WHAT IS EXPECTED: What follows is a set of records. Retype them exactly, leaving out the pictures.

THE DATA:
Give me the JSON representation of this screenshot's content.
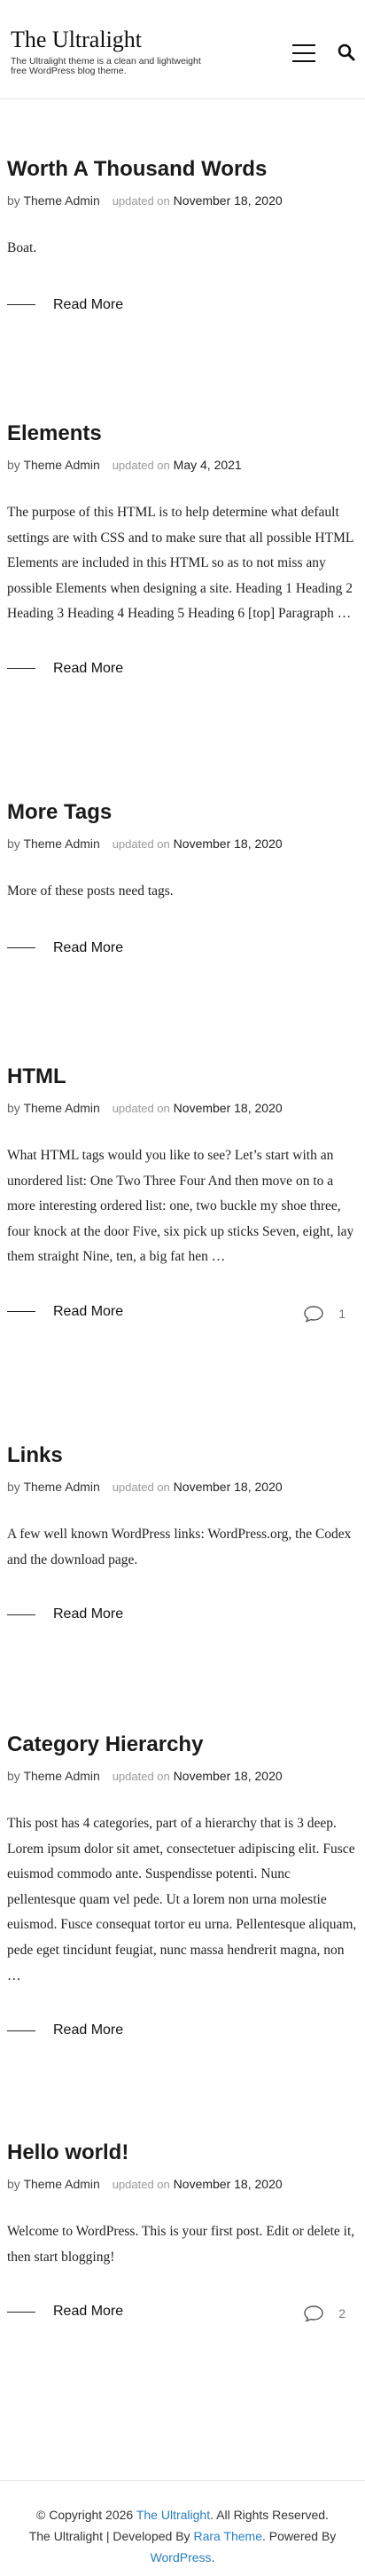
{
  "site": {
    "title": "The Ultralight",
    "description": "The Ultralight theme is a clean and lightweight free WordPress blog theme."
  },
  "meta_labels": {
    "by": "by",
    "updated": "updated on"
  },
  "read_more_label": "Read More",
  "posts": [
    {
      "title": "Worth A Thousand Words",
      "author": "Theme Admin",
      "date": "November 18, 2020",
      "excerpt": "Boat.",
      "comments": ""
    },
    {
      "title": "Elements",
      "author": "Theme Admin",
      "date": "May 4, 2021",
      "excerpt": "The purpose of this HTML is to help determine what default settings are with CSS and to make sure that all possible HTML Elements are included in this HTML so as to not miss any possible Elements when designing a site. Heading 1 Heading 2 Heading 3 Heading 4 Heading 5 Heading 6 [top] Paragraph …",
      "comments": ""
    },
    {
      "title": "More Tags",
      "author": "Theme Admin",
      "date": "November 18, 2020",
      "excerpt": "More of these posts need tags.",
      "comments": ""
    },
    {
      "title": "HTML",
      "author": "Theme Admin",
      "date": "November 18, 2020",
      "excerpt": "What HTML tags would you like to see? Let’s start with an unordered list: One Two Three Four And then move on to a more interesting ordered list: one, two buckle my shoe three, four knock at the door Five, six pick up sticks Seven, eight, lay them straight Nine, ten, a big fat hen …",
      "comments": "1"
    },
    {
      "title": "Links",
      "author": "Theme Admin",
      "date": "November 18, 2020",
      "excerpt": "A few well known WordPress links: WordPress.org, the Codex and the download page.",
      "comments": ""
    },
    {
      "title": "Category Hierarchy",
      "author": "Theme Admin",
      "date": "November 18, 2020",
      "excerpt": "This post has 4 categories, part of a hierarchy that is 3 deep. Lorem ipsum dolor sit amet, consectetuer adipiscing elit. Fusce euismod commodo ante. Suspendisse potenti. Nunc pellentesque quam vel pede. Ut a lorem non urna molestie euismod. Fusce consequat tortor eu urna. Pellentesque aliquam, pede eget tincidunt feugiat, nunc massa hendrerit magna, non …",
      "comments": ""
    },
    {
      "title": "Hello world!",
      "author": "Theme Admin",
      "date": "November 18, 2020",
      "excerpt": "Welcome to WordPress. This is your first post. Edit or delete it, then start blogging!",
      "comments": "2"
    }
  ],
  "footer": {
    "copyright_prefix": "© Copyright 2026",
    "copyright_link": "The Ultralight",
    "copyright_suffix": ". All Rights Reserved.",
    "dev_prefix": "The Ultralight | Developed By",
    "dev_link": "Rara Theme",
    "powered_prefix": ". Powered By",
    "powered_link": "WordPress",
    "powered_suffix": "."
  }
}
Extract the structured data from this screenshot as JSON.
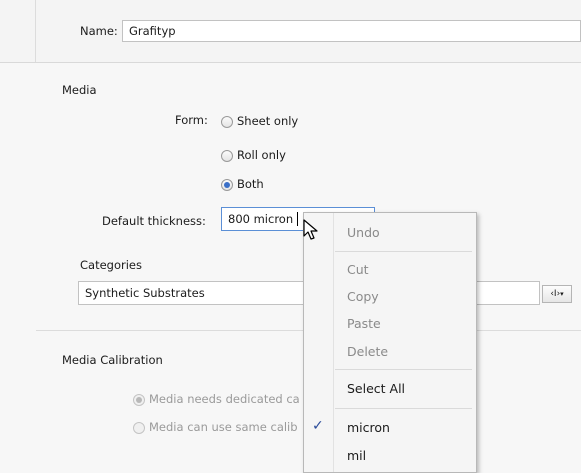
{
  "name": {
    "label": "Name:",
    "value": "Grafityp"
  },
  "media": {
    "section_title": "Media",
    "form_label": "Form:",
    "form_options": [
      {
        "label": "Sheet only",
        "checked": false
      },
      {
        "label": "Roll only",
        "checked": false
      },
      {
        "label": "Both",
        "checked": true
      }
    ],
    "default_thickness_label": "Default thickness:",
    "default_thickness_value": "800 micron",
    "categories_label": "Categories",
    "categories_value": "Synthetic Substrates",
    "categories_button": "‹Ι›"
  },
  "calibration": {
    "section_title": "Media Calibration",
    "options": [
      {
        "label": "Media needs dedicated ca",
        "checked": true
      },
      {
        "label": "Media can use same calib",
        "checked": false
      }
    ]
  },
  "context_menu": {
    "undo": "Undo",
    "cut": "Cut",
    "copy": "Copy",
    "paste": "Paste",
    "delete": "Delete",
    "select_all": "Select All",
    "unit_micron": "micron",
    "unit_mil": "mil",
    "checked_mark": "✓"
  }
}
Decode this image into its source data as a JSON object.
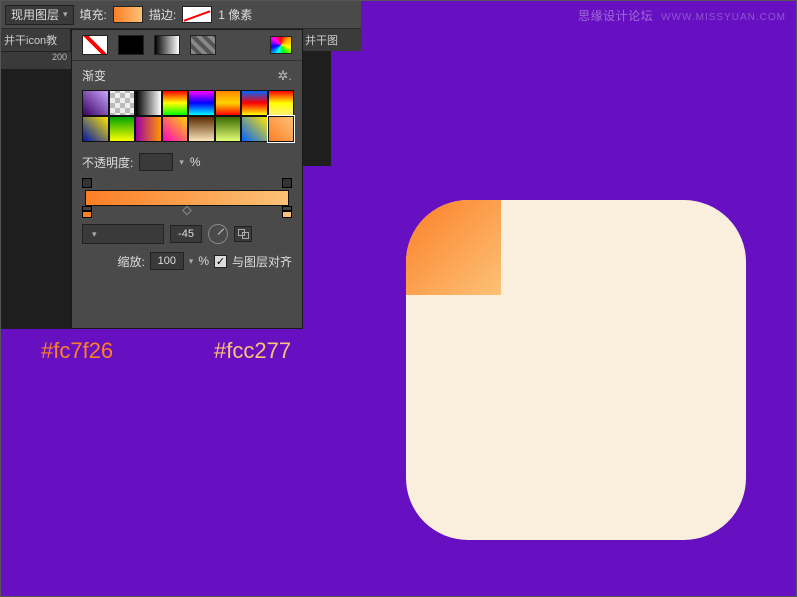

SOLUTION TO THIS TASK:
Give me the JSON representation of this screenshot's content.
{
  "site": {
    "title": "The Ultralight",
    "description": "The Ultralight theme is a clean and lightweight free WordPress blog theme."
  },
  "meta_labels": {
    "by": "by",
    "updated": "updated on"
  },
  "read_more_label": "Read More",
  "posts": [
    {
      "title": "Worth A Thousand Words",
      "author": "Theme Admin",
      "date": "November 18, 2020",
      "excerpt": "Boat.",
      "comments": ""
    },
    {
      "title": "Elements",
      "author": "Theme Admin",
      "date": "May 4, 2021",
      "excerpt": "The purpose of this HTML is to help determine what default settings are with CSS and to make sure that all possible HTML Elements are included in this HTML so as to not miss any possible Elements when designing a site. Heading 1 Heading 2 Heading 3 Heading 4 Heading 5 Heading 6 [top] Paragraph …",
      "comments": ""
    },
    {
      "title": "More Tags",
      "author": "Theme Admin",
      "date": "November 18, 2020",
      "excerpt": "More of these posts need tags.",
      "comments": ""
    },
    {
      "title": "HTML",
      "author": "Theme Admin",
      "date": "November 18, 2020",
      "excerpt": "What HTML tags would you like to see? Let’s start with an unordered list: One Two Three Four And then move on to a more interesting ordered list: one, two buckle my shoe three, four knock at the door Five, six pick up sticks Seven, eight, lay them straight Nine, ten, a big fat hen …",
      "comments": "1"
    },
    {
      "title": "Links",
      "author": "Theme Admin",
      "date": "November 18, 2020",
      "excerpt": "A few well known WordPress links: WordPress.org, the Codex and the download page.",
      "comments": ""
    },
    {
      "title": "Category Hierarchy",
      "author": "Theme Admin",
      "date": "November 18, 2020",
      "excerpt": "This post has 4 categories, part of a hierarchy that is 3 deep. Lorem ipsum dolor sit amet, consectetuer adipiscing elit. Fusce euismod commodo ante. Suspendisse potenti. Nunc pellentesque quam vel pede. Ut a lorem non urna molestie euismod. Fusce consequat tortor eu urna. Pellentesque aliquam, pede eget tincidunt feugiat, nunc massa hendrerit magna, non …",
      "comments": ""
    },
    {
      "title": "Hello world!",
      "author": "Theme Admin",
      "date": "November 18, 2020",
      "excerpt": "Welcome to WordPress. This is your first post. Edit or delete it, then start blogging!",
      "comments": "2"
    }
  ],
  "footer": {
    "copyright_prefix": "© Copyright 2026",
    "copyright_link": "The Ultralight",
    "copyright_suffix": ". All Rights Reserved.",
    "dev_prefix": "The Ultralight | Developed By",
    "dev_link": "Rara Theme",
    "powered_prefix": ". Powered By",
    "powered_link": "WordPress",
    "powered_suffix": "."
  }
}
Extract the structured data from this screenshot as JSON.
{
  "name": {
    "label": "Name:",
    "value": "Grafityp"
  },
  "media": {
    "section_title": "Media",
    "form_label": "Form:",
    "form_options": [
      {
        "label": "Sheet only",
        "checked": false
      },
      {
        "label": "Roll only",
        "checked": false
      },
      {
        "label": "Both",
        "checked": true
      }
    ],
    "default_thickness_label": "Default thickness:",
    "default_thickness_value": "800 micron",
    "categories_label": "Categories",
    "categories_value": "Synthetic Substrates",
    "categories_button": "‹Ι›"
  },
  "calibration": {
    "section_title": "Media Calibration",
    "options": [
      {
        "label": "Media needs dedicated ca",
        "checked": true
      },
      {
        "label": "Media can use same calib",
        "checked": false
      }
    ]
  },
  "context_menu": {
    "undo": "Undo",
    "cut": "Cut",
    "copy": "Copy",
    "paste": "Paste",
    "delete": "Delete",
    "select_all": "Select All",
    "unit_micron": "micron",
    "unit_mil": "mil",
    "checked_mark": "✓"
  }
}
Decode this image into its source data as a JSON object.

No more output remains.